The document presented at this week’s Barents Summit in Kirkenes, Norway, promotes environment as one of six priority fields for the Barents Cooperation. However, environmental NGOs still believe that green projects between civil society entities might be about to lose ground in regional cross-border cooperation. They argue that the new Declaration fails to address the key role of non-governmental stakeholders in regional development and instead places the bets on economic interests and state institutions
At the same time, they fear that the new Russian legislation on “foreign agents” will seriously hamper cooperation across the borders.
“20 years ago the expectations were very high about a democratic and free interaction between people. What we see to day is maybe the opposite, especially in Russia, where the new NGO law labels people and organizations foreign agents if they work with neighbors from northern Sweden, Finland or Norway”, leader of Bellona, Nils Bøhmer, says to BarentsObserver. “This is a challenge for the Barents Cooperation over the next years, at least on the level of people-to-people cooperation”, he underlines.
According to Bellona, the law is creating fear among civil society entities in the region. “Nobody wants to cooperate with you anymore if you are suspected of being a foreign agent”, Bellona Murmansk representative Anna Kireeva says.
While the Bellona Foundation in Murmansk has been checked by Russian authorities and found not to be a “foreign agent”, the Nature and Youth movement has got a warning by prosecutors and will end up on the little flattering list unless it changes its statutes.
For the past two decades, the Norwegian Nature and Youth and its Russian sister organization Priroda i Molodezh have been working actively to get young people engaged in environmental activities. Today, however, the organizations are worried about ruling trends. “It has become increasingly hard for young Russians to get engaged in environmental activities”, Olga Abilova, representative of Nature and Youth, says. “If you are young and care about the environment, it may not be so easy. We experience that the new law on foreign agents is making many young and engaged people abstain from participation in environmental work”, she adds.
“Environment is a global affair and must therefore be handled internationally”, Abilova underlines. “However, if we are to address environmental challenges, people must have the opportunity to speak out”, she adds.
Both Bellona and Nature and Youth are today involved in a variety of activities, among them combating nuclear power and promoting solutions for a shift towards alternative energy sources.
The six-page Kirkenes Declaration, which was presented by government leaders at the Summit, only once mentions the words “non-governmental organizations”, while it in the section about “key actors” includes no civil society entities at all. Similarly, in the section about environmental priorities, the document highlights the need to combat climate change, but does not mention the region’s huge potential within alternative energy sources, nor any possible contributions from civil society stakeholders.
Over the last twenty years, environmental authorities in the Barents Region have established wide-reaching cross-border relations and engaged in numerous joint projects. The environmental cooperation is today institutionalized in the Barents Working Group on Environment, as well as the Regional WG for Environment and bilateral arrangements like the Norwegian-Russian Environment Commission.

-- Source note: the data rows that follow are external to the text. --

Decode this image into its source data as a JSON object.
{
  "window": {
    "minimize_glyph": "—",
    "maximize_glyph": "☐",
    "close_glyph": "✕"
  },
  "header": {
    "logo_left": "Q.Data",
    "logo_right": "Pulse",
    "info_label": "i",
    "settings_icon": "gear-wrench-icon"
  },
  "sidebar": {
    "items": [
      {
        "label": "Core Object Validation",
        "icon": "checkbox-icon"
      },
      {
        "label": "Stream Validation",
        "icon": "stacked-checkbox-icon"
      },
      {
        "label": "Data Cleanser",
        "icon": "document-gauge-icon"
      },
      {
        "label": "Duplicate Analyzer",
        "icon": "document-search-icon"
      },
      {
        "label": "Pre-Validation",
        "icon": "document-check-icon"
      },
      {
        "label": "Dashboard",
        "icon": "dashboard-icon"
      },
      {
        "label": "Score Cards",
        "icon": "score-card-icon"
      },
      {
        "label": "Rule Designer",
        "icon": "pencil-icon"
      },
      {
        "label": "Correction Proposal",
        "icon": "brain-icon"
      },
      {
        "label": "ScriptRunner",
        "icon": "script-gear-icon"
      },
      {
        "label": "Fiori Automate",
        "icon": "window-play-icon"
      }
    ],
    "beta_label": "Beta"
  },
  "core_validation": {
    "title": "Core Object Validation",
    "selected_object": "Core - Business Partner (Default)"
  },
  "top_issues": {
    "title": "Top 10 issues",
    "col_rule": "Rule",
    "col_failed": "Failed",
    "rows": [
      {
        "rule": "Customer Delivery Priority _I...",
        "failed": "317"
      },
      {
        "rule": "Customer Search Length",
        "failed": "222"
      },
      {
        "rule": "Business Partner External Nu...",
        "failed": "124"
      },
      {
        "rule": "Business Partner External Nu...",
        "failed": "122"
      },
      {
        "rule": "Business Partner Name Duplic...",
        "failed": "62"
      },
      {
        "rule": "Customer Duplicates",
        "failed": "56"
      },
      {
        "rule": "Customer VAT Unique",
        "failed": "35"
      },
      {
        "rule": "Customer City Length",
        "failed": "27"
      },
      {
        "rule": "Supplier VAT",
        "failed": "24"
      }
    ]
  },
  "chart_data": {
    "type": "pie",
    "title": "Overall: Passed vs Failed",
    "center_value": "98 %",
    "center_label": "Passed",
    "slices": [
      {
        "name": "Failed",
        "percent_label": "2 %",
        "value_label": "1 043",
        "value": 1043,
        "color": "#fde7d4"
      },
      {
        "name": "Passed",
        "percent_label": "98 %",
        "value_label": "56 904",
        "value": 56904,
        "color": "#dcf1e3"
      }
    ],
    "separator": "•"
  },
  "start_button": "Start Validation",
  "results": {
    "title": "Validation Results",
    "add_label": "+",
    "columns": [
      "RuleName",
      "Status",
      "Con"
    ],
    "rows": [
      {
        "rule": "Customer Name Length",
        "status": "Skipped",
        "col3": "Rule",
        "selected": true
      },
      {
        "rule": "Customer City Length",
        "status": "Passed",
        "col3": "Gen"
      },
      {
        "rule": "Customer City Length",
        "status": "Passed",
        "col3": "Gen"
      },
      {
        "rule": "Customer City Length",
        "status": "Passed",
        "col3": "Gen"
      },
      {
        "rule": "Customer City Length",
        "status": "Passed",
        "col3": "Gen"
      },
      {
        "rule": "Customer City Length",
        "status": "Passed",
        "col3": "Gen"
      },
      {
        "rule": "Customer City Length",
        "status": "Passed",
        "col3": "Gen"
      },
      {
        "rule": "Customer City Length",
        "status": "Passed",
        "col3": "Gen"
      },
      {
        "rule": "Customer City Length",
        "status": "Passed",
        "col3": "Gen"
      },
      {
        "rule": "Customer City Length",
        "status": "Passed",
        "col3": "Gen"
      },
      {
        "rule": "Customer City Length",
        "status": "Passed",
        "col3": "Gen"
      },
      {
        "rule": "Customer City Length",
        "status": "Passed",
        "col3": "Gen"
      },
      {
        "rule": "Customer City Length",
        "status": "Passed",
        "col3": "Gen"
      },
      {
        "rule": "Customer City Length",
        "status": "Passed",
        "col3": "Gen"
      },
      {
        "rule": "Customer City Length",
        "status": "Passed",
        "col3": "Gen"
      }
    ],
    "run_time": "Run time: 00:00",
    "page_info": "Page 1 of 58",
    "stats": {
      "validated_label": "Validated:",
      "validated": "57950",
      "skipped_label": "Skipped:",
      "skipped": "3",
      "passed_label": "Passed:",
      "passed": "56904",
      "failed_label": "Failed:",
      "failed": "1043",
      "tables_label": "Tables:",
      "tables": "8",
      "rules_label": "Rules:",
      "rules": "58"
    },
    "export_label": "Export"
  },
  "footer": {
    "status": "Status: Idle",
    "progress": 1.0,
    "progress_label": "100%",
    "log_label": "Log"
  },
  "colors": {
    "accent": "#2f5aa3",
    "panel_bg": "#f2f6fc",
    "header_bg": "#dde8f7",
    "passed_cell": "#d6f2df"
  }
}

August 9th, the Barents Region celebrated the UN International Day of the World’s Indigenous Peoples. The day was commemorated in several parts of the region, including Karasjok in Northern Norway and Teriberka in Northwestern Russia.
Sports in the Barents region have joined forces and established Barents Games. This weekend athletes from all over the region met in Oulu to compete in 14 differents sports during the Barents Summer Games. See our slide show from the competitions.
Norwegian business leaders and academics interviewed by Yle’s Swedish-language news service say they are disappointed in the overall level of Swedish language skills among its job applicants from Finland.